PROVIDED RECORDS:
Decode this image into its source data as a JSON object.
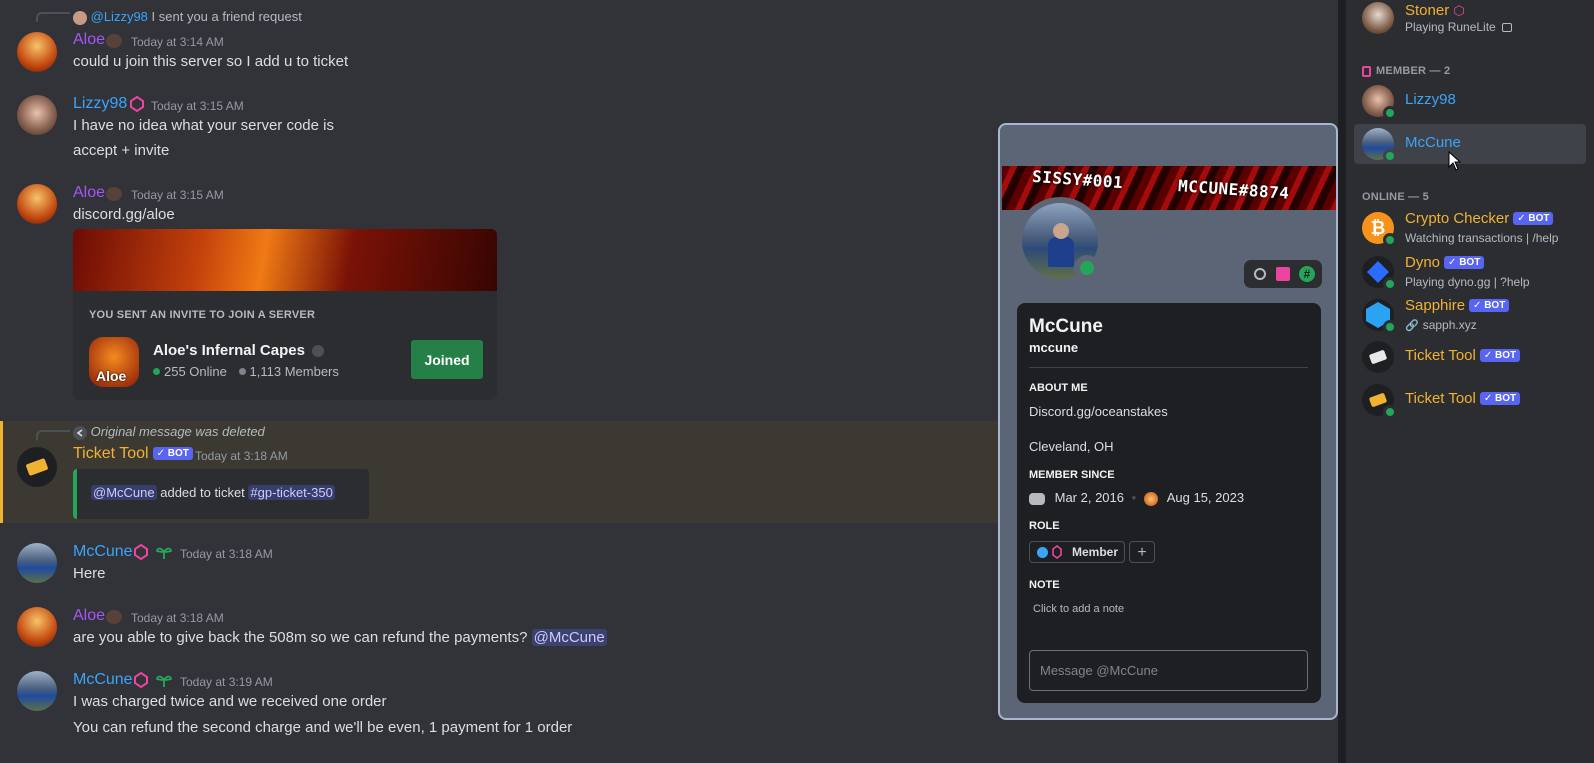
{
  "colors": {
    "aloe": "#a855f7",
    "member_blue": "#3ba4f9",
    "bot_gold": "#f0b232",
    "online": "#23a55a",
    "bot_badge": "#5865f2"
  },
  "messages": {
    "m0": {
      "reply": {
        "mention": "@Lizzy98",
        "text": "I sent you a friend request"
      },
      "author": "Aloe",
      "time": "Today at 3:14 AM",
      "lines": [
        "could u join this server so I add u to ticket"
      ]
    },
    "m1": {
      "author": "Lizzy98",
      "time": "Today at 3:15 AM",
      "lines": [
        "I have no idea what your server code is",
        "accept + invite"
      ]
    },
    "m2": {
      "author": "Aloe",
      "time": "Today at 3:15 AM",
      "lines": [
        "discord.gg/aloe"
      ],
      "invite": {
        "heading": "YOU SENT AN INVITE TO JOIN A SERVER",
        "icon_text": "Aloe",
        "server_name": "Aloe's Infernal Capes",
        "online": "255 Online",
        "members": "1,113 Members",
        "button": "Joined"
      }
    },
    "m3": {
      "reply_text": "Original message was deleted",
      "author": "Ticket Tool",
      "bot_label": "✓ BOT",
      "time": "Today at 3:18 AM",
      "embed": {
        "mention": "@McCune",
        "middle": "added to ticket",
        "channel": "#gp-ticket-350"
      }
    },
    "m4": {
      "author": "McCune",
      "time": "Today at 3:18 AM",
      "lines": [
        "Here"
      ]
    },
    "m5": {
      "author": "Aloe",
      "time": "Today at 3:18 AM",
      "text": "are you able to give back the 508m so we can refund the payments?",
      "mention": "@McCune"
    },
    "m6": {
      "author": "McCune",
      "time": "Today at 3:19 AM",
      "lines": [
        "I was charged twice and we received one order",
        "You can refund the second charge and we'll be even, 1 payment for 1 order"
      ]
    }
  },
  "popout": {
    "banner_text": [
      "SISSY#001",
      "MCCUNE#8874"
    ],
    "display_name": "McCune",
    "username": "mccune",
    "about_heading": "ABOUT ME",
    "about_lines": [
      "Discord.gg/oceanstakes",
      "Cleveland, OH"
    ],
    "member_since_heading": "MEMBER SINCE",
    "discord_since": "Mar 2, 2016",
    "server_since": "Aug 15, 2023",
    "role_heading": "ROLE",
    "role_name": "Member",
    "add_role": "+",
    "note_heading": "NOTE",
    "note_placeholder": "Click to add a note",
    "message_placeholder": "Message @McCune"
  },
  "members": {
    "stoner": {
      "name": "Stoner",
      "activity": "Playing RuneLite"
    },
    "member_heading": "MEMBER — 2",
    "member_list": [
      {
        "name": "Lizzy98"
      },
      {
        "name": "McCune"
      }
    ],
    "online_heading": "ONLINE — 5",
    "online_list": [
      {
        "name": "Crypto Checker",
        "bot": "✓ BOT",
        "activity": "Watching transactions | /help"
      },
      {
        "name": "Dyno",
        "bot": "✓ BOT",
        "activity": "Playing dyno.gg | ?help"
      },
      {
        "name": "Sapphire",
        "bot": "✓ BOT",
        "activity": "sapph.xyz"
      },
      {
        "name": "Ticket Tool",
        "bot": "✓ BOT",
        "activity": ""
      },
      {
        "name": "Ticket Tool",
        "bot": "✓ BOT",
        "activity": ""
      }
    ]
  }
}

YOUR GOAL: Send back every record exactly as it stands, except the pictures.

ANSWER TO THE PROBLEM:
Decode this image into its source data as a JSON object.
{
  "colors": {
    "aloe": "#a855f7",
    "member_blue": "#3ba4f9",
    "bot_gold": "#f0b232",
    "online": "#23a55a",
    "bot_badge": "#5865f2"
  },
  "messages": {
    "m0": {
      "reply": {
        "mention": "@Lizzy98",
        "text": "I sent you a friend request"
      },
      "author": "Aloe",
      "time": "Today at 3:14 AM",
      "lines": [
        "could u join this server so I add u to ticket"
      ]
    },
    "m1": {
      "author": "Lizzy98",
      "time": "Today at 3:15 AM",
      "lines": [
        "I have no idea what your server code is",
        "accept + invite"
      ]
    },
    "m2": {
      "author": "Aloe",
      "time": "Today at 3:15 AM",
      "lines": [
        "discord.gg/aloe"
      ],
      "invite": {
        "heading": "YOU SENT AN INVITE TO JOIN A SERVER",
        "icon_text": "Aloe",
        "server_name": "Aloe's Infernal Capes",
        "online": "255 Online",
        "members": "1,113 Members",
        "button": "Joined"
      }
    },
    "m3": {
      "reply_text": "Original message was deleted",
      "author": "Ticket Tool",
      "bot_label": "✓ BOT",
      "time": "Today at 3:18 AM",
      "embed": {
        "mention": "@McCune",
        "middle": "added to ticket",
        "channel": "#gp-ticket-350"
      }
    },
    "m4": {
      "author": "McCune",
      "time": "Today at 3:18 AM",
      "lines": [
        "Here"
      ]
    },
    "m5": {
      "author": "Aloe",
      "time": "Today at 3:18 AM",
      "text": "are you able to give back the 508m so we can refund the payments?",
      "mention": "@McCune"
    },
    "m6": {
      "author": "McCune",
      "time": "Today at 3:19 AM",
      "lines": [
        "I was charged twice and we received one order",
        "You can refund the second charge and we'll be even, 1 payment for 1 order"
      ]
    }
  },
  "popout": {
    "banner_text": [
      "SISSY#001",
      "MCCUNE#8874"
    ],
    "display_name": "McCune",
    "username": "mccune",
    "about_heading": "ABOUT ME",
    "about_lines": [
      "Discord.gg/oceanstakes",
      "Cleveland, OH"
    ],
    "member_since_heading": "MEMBER SINCE",
    "discord_since": "Mar 2, 2016",
    "server_since": "Aug 15, 2023",
    "role_heading": "ROLE",
    "role_name": "Member",
    "add_role": "+",
    "note_heading": "NOTE",
    "note_placeholder": "Click to add a note",
    "message_placeholder": "Message @McCune"
  },
  "members": {
    "stoner": {
      "name": "Stoner",
      "activity": "Playing RuneLite"
    },
    "member_heading": "MEMBER — 2",
    "member_list": [
      {
        "name": "Lizzy98"
      },
      {
        "name": "McCune"
      }
    ],
    "online_heading": "ONLINE — 5",
    "online_list": [
      {
        "name": "Crypto Checker",
        "bot": "✓ BOT",
        "activity": "Watching transactions | /help"
      },
      {
        "name": "Dyno",
        "bot": "✓ BOT",
        "activity": "Playing dyno.gg | ?help"
      },
      {
        "name": "Sapphire",
        "bot": "✓ BOT",
        "activity": "sapph.xyz"
      },
      {
        "name": "Ticket Tool",
        "bot": "✓ BOT",
        "activity": ""
      },
      {
        "name": "Ticket Tool",
        "bot": "✓ BOT",
        "activity": ""
      }
    ]
  }
}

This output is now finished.